There he is, Philip Seymour Hoffman, brought back to life like a cinematic Lazarus for the span of a too-short two hours. This isn’t to say that “A Most Wanted Man” is too short a film; on the contrary, this rote, even inert adaptation of the John Le Carre novel is plenty lengthy enough. But I’d sit in the auditorium all day to see Hoffman reading the proverbial phone book if it meant prolonging his photographic presence just a little bit longer.
And this, his final starring role, is another vivid showcase for his talent. He plays Gunther Bachmann, an anti-terrorism operative with a checkered past, who has been “demoted” to a post-9-11 job tracking potential jihadis in Hamburg, Germany. His gut protrudes, his eyes are inquisitive but exhausted, his hair is disheveled. He exhibits a rumpled intelligence a la Peter Falk. He’s at home in the seediest bars in Germany, calling himself a “cave dweller,” and he suffers bad, outsize habits for alcohol and cigarettes. He hides reservoirs of tenderness beneath a gruff exterior.

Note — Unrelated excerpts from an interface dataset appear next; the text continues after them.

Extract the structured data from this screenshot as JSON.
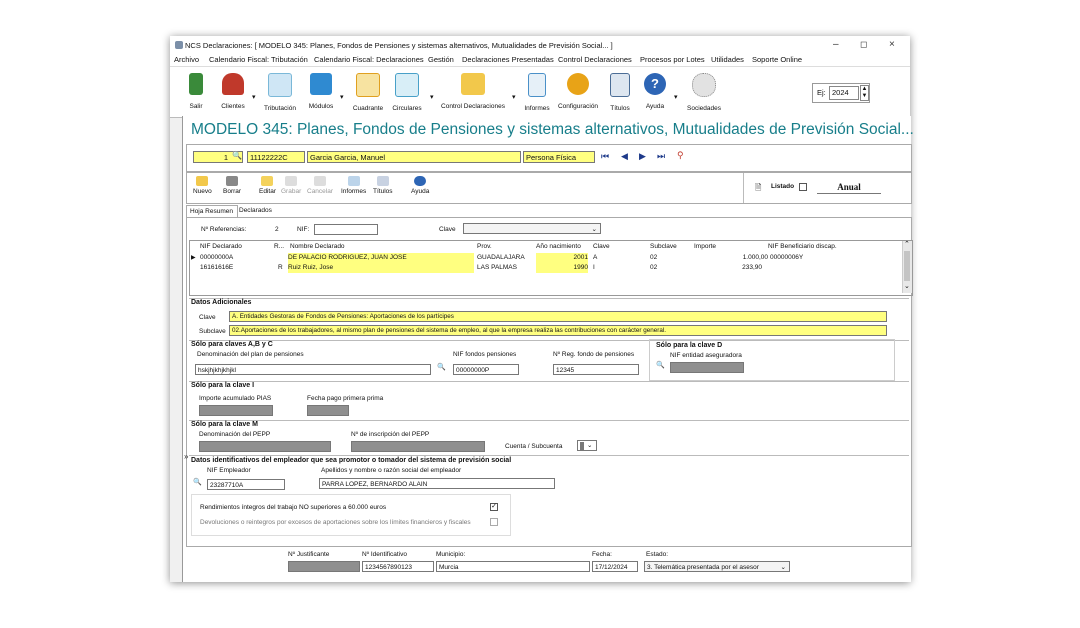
{
  "window": {
    "title": "NCS Declaraciones: [ MODELO 345: Planes, Fondos de Pensiones y sistemas alternativos, Mutualidades de Previsión Social... ]",
    "controls": [
      "–",
      "◻",
      "×"
    ]
  },
  "menu": [
    "Archivo",
    "Calendario Fiscal: Tributación",
    "Calendario Fiscal: Declaraciones",
    "Gestión",
    "Declaraciones Presentadas",
    "Control Declaraciones",
    "Procesos por Lotes",
    "Utilidades",
    "Soporte Online"
  ],
  "toolbar": {
    "items": [
      {
        "label": "Salir",
        "icon": "exit-icon",
        "color": "#3a8a3a"
      },
      {
        "label": "Clientes",
        "icon": "clients-icon",
        "color": "#c0392b"
      },
      {
        "label": "Tributación",
        "icon": "tax-icon",
        "color": "#7ab8d8"
      },
      {
        "label": "Módulos",
        "icon": "modules-icon",
        "color": "#2f8ad1"
      },
      {
        "label": "Cuadrante",
        "icon": "grid-icon",
        "color": "#e0a020"
      },
      {
        "label": "Circulares",
        "icon": "circulars-icon",
        "color": "#48a0c8"
      },
      {
        "label": "Control Declaraciones",
        "icon": "folder-icon",
        "color": "#f2c84b"
      },
      {
        "label": "Informes",
        "icon": "reports-icon",
        "color": "#4a90c8"
      },
      {
        "label": "Configuración",
        "icon": "gear-icon",
        "color": "#e8a317"
      },
      {
        "label": "Títulos",
        "icon": "titles-icon",
        "color": "#4b6d96"
      },
      {
        "label": "Ayuda",
        "icon": "help-icon",
        "color": "#2d65b5"
      },
      {
        "label": "Sociedades",
        "icon": "companies-icon",
        "color": "#888888"
      }
    ],
    "year_label": "Ej:",
    "year_value": "2024"
  },
  "heading": "MODELO 345: Planes, Fondos de Pensiones y sistemas alternativos, Mutualidades de Previsión Social...",
  "client": {
    "number": "1",
    "nif": "11122222C",
    "name": "Garcia Garcia, Manuel",
    "type": "Persona Física"
  },
  "subtoolbar": {
    "items": [
      "Nuevo",
      "Borrar",
      "Editar",
      "Grabar",
      "Cancelar",
      "Informes",
      "Títulos",
      "Ayuda"
    ],
    "listado_label": "Listado",
    "period": "Anual"
  },
  "tabs": [
    "Hoja Resumen",
    "Declarados"
  ],
  "filters": {
    "references_label": "Nº Referencias:",
    "references_count": "2",
    "nif_label": "NIF:",
    "clave_label": "Clave"
  },
  "table": {
    "headers": [
      "NIF Declarado",
      "R...",
      "Nombre Declarado",
      "Prov.",
      "Año nacimiento",
      "Clave",
      "Subclave",
      "Importe",
      "NIF Beneficiario discap."
    ],
    "rows": [
      {
        "nif": "00000000A",
        "r": "",
        "name": "DE PALACIO RODRIGUEZ, JUAN JOSE",
        "prov": "GUADALAJARA",
        "year": "2001",
        "clave": "A",
        "subclave": "02",
        "importe": "1.000,00",
        "nif_benef": "00000006Y"
      },
      {
        "nif": "16161616E",
        "r": "R",
        "name": "Ruiz Ruiz, Jose",
        "prov": "LAS PALMAS",
        "year": "1990",
        "clave": "I",
        "subclave": "02",
        "importe": "233,90",
        "nif_benef": ""
      }
    ]
  },
  "datos_adicionales": {
    "title": "Datos Adicionales",
    "clave_label": "Clave",
    "clave_value": "A. Entidades Gestoras de Fondos de Pensiones: Aportaciones de los partícipes",
    "subclave_label": "Subclave",
    "subclave_value": "02.Aportaciones de los trabajadores, al mismo plan de pensiones del sistema de empleo, al que la empresa realiza las contribuciones con carácter general."
  },
  "claves_abc": {
    "title": "Sólo para claves A,B y C",
    "plan_label": "Denominación del plan de pensiones",
    "plan_value": "hskjhjkhjkhjkl",
    "nif_fondos_label": "NIF fondos pensiones",
    "nif_fondos_value": "00000000P",
    "reg_label": "Nº Reg. fondo de pensiones",
    "reg_value": "12345"
  },
  "clave_d": {
    "title": "Sólo para la clave D",
    "nif_label": "NIF entidad aseguradora"
  },
  "clave_i": {
    "title": "Sólo para la clave I",
    "importe_label": "Importe acumulado PIAS",
    "fecha_label": "Fecha pago primera prima"
  },
  "clave_m": {
    "title": "Sólo para la clave M",
    "pepp_label": "Denominación del PEPP",
    "inscripcion_label": "Nº de inscripción del PEPP",
    "cuenta_label": "Cuenta / Subcuenta"
  },
  "empleador": {
    "title": "Datos identificativos del empleador que sea promotor  o tomador del sistema de previsión social",
    "nif_label": "NIF Empleador",
    "nif_value": "23287710A",
    "name_label": "Apellidos y nombre o razón social del empleador",
    "name_value": "PARRA LOPEZ, BERNARDO ALAIN"
  },
  "checks": {
    "rendimientos_label": "Rendimientos íntegros del trabajo NO superiores a 60.000 euros",
    "rendimientos_checked": true,
    "devoluciones_label": "Devoluciones o reintegros por excesos de aportaciones sobre los límites financieros y fiscales",
    "devoluciones_checked": false
  },
  "footer": {
    "justificante_label": "Nº Justificante",
    "identificativo_label": "Nº Identificativo",
    "identificativo_value": "1234567890123",
    "municipio_label": "Municipio:",
    "municipio_value": "Murcia",
    "fecha_label": "Fecha:",
    "fecha_value": "17/12/2024",
    "estado_label": "Estado:",
    "estado_value": "3. Telemática presentada por el asesor"
  },
  "colors": {
    "heading": "#177e8a",
    "highlight": "#ffff80",
    "disabled_field": "#8f8f8f"
  }
}
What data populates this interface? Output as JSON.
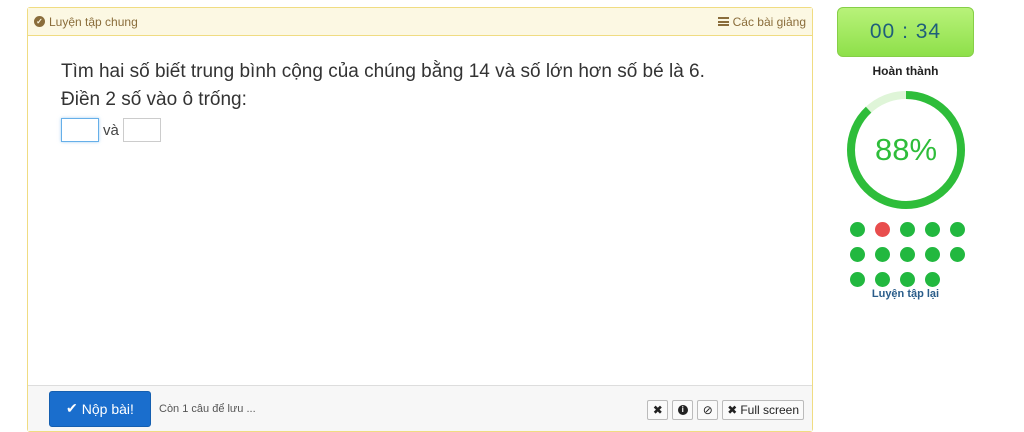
{
  "header": {
    "left_label": "Luyện tập chung",
    "right_label": "Các bài giảng"
  },
  "question": {
    "line1": "Tìm hai số biết trung bình cộng của chúng bằng 14 và số lớn hơn số bé là 6.",
    "line2": "Điền 2 số vào ô trống:",
    "connector": "và",
    "input1_value": "",
    "input2_value": ""
  },
  "footer": {
    "submit_label": "Nộp bài!",
    "remaining_text": "Còn 1 câu để lưu ...",
    "fullscreen_label": "Full screen"
  },
  "sidebar": {
    "timer": "00 : 34",
    "progress_label": "Hoàn thành",
    "progress_percent": 88,
    "progress_text": "88%",
    "retry_label": "Luyện tập lại",
    "answers": [
      "correct",
      "wrong",
      "correct",
      "correct",
      "correct",
      "correct",
      "correct",
      "correct",
      "correct",
      "correct",
      "correct",
      "correct",
      "correct",
      "correct"
    ]
  },
  "colors": {
    "accent_green": "#2ebd3a",
    "dot_correct": "#22b83f",
    "dot_wrong": "#e84d4d",
    "submit_blue": "#1a6ecd"
  }
}
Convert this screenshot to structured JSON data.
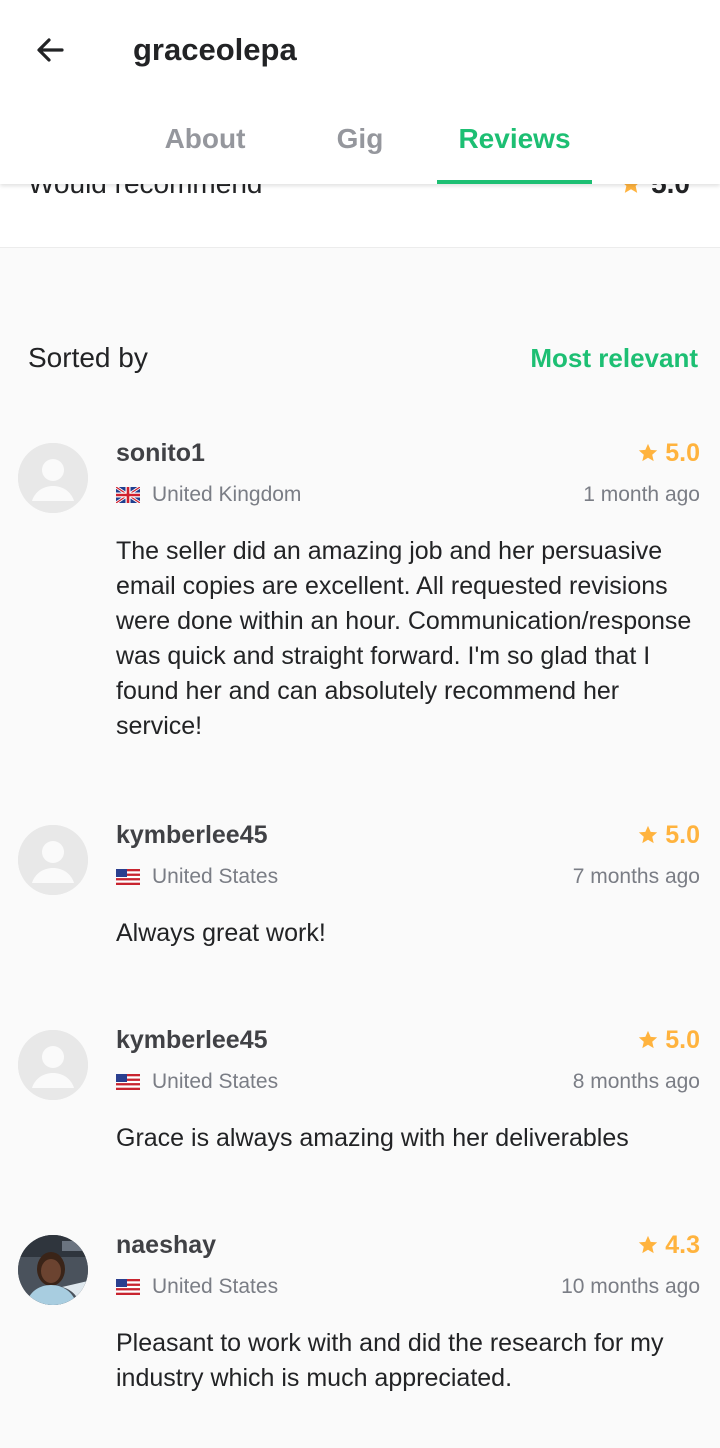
{
  "header": {
    "title": "graceolepa",
    "tabs": [
      {
        "label": "About",
        "active": false
      },
      {
        "label": "Gig",
        "active": false
      },
      {
        "label": "Reviews",
        "active": true
      }
    ]
  },
  "summary": {
    "label": "Would recommend",
    "score": "5.0"
  },
  "sort": {
    "label": "Sorted by",
    "value": "Most relevant"
  },
  "reviews": [
    {
      "username": "sonito1",
      "rating": "5.0",
      "country": "United Kingdom",
      "flag": "uk-flag",
      "time": "1 month ago",
      "text": "The seller did an amazing job and her persuasive email copies are excellent. All requested revisions were done within an hour. Communication/response was quick and straight forward. I'm so glad that I found her and can absolutely recommend her service!",
      "avatar": "placeholder"
    },
    {
      "username": "kymberlee45",
      "rating": "5.0",
      "country": "United States",
      "flag": "us-flag",
      "time": "7 months ago",
      "text": "Always great work!",
      "avatar": "placeholder"
    },
    {
      "username": "kymberlee45",
      "rating": "5.0",
      "country": "United States",
      "flag": "us-flag",
      "time": "8 months ago",
      "text": "Grace is always amazing with her deliverables",
      "avatar": "placeholder"
    },
    {
      "username": "naeshay",
      "rating": "4.3",
      "country": "United States",
      "flag": "us-flag",
      "time": "10 months ago",
      "text": "Pleasant to work with and did the research for my industry which is much appreciated.",
      "avatar": "photo"
    }
  ],
  "colors": {
    "accent": "#1dbf73",
    "star": "#ffb33e",
    "muted": "#7a7d85"
  }
}
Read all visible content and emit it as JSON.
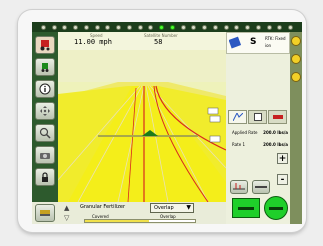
{
  "status": {
    "speed_title": "Speed",
    "speed_value": "11.00 mph",
    "sat_title": "Satellite Number",
    "sat_value": "58"
  },
  "info_panel": {
    "icon_label": "S",
    "header_top": "RTK: Fixed",
    "header_bottom": "ion"
  },
  "rates": {
    "applied_label": "Applied Rate",
    "applied_value": "200.0 lbs/a",
    "rate1_label": "Rate 1",
    "rate1_value": "200.0 lbs/a",
    "plus": "+",
    "minus": "-"
  },
  "bottom": {
    "product": "Granular Fertilizer",
    "dropdown": "Overlap",
    "covered": "Covered",
    "overlap": "Overlap",
    "coverage_fraction": 0.58
  },
  "colors": {
    "accent_green": "#1fcf2a",
    "accent_yellow": "#f2d027",
    "guidance_red": "#d82a1f"
  }
}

He is utterly this character, but he’s also Hoffman in his last days, life mirroring art and vice versa. He plays a spook, and the actor himself is now a ghost. When he’s onscreen, and even when he isn’t, it’s hard to think about anything else. We just want to savor every last moment, psychoanalyze every line of dialogue for double meanings that suggest the demons underneath the drama. Even if Philip Seymour Hoffman was still with us, he’d be the only reason to see this movie; but as a postmortem reminder, “A Most Wanted Man” is unintentionally heartbreaking and essential for admirers of his craft.
Our interviews with Philip Seymour Hoffman, Willem Dafoe, Rachel McAdams and director Anton Corbijn at the Sundance Film Festival
At the resist of getting all handkerchief-y, there is a film here to review, and it’s an otherwise minor one, a passable, plotty example of second-tier Le Carre. Gunther and his team are following the travels of Issa Karpov (Grigoriy Dobrygin), a mysterious half-Russian, half-Chechan potential jihadi who has illegally immigrated to Hamburg. Karpov has come into contact with Annabel Richter (Rachel McAdams), a human-rights attorney helping him seek asylum. She learns that he is set to inherit a fortune from his late terrorist father, which is kept under the auspices of a German banker (Willem Dafoe). Gunther and his colleagues, by forcing the assistance of Annabel, are hoping to lure Karpov, a small fry in organized terrorism, to a larger, money-laundering fish named Abdullah (Homayoun Ershadi).
Screenwriter Andrew Bovell writes with the same expository, quippy punch of an airport thriller; I didn’t know it was based on a Le Carre book going in, but its source material will surprise no one. Dutch director Anton Corbijn, a renowned music-video auteur, brings a handsome banality to these familiar machinations of foreign intrigue, overusing his shaky-cam and flooding the overcast ambiance with gravitas even when it’s uncalled for: The story just isn’t as interesting as the filmmakers, and Herbert Gronemeyer’s heightened score, tells us it is. Most of this is a conventional spy game elevated to grandiose levels of global importance.
“A Most Wanted Man” is far from an essential Hoffman experience; it’s not “Capote” or “Charlie Wilson’s War” or “Almost Famous” (I could go on and on). But as a final send-off to a legend who burned out far too quickly, it’s well worth your time.
“A Most Wanted Man” is now screening at Megaplex Theatres througout Utah. Click here for showtimes.
Click here for our photo gallery from the red carpet premiere of A Most Wanted Man at the Sundance Film Festival.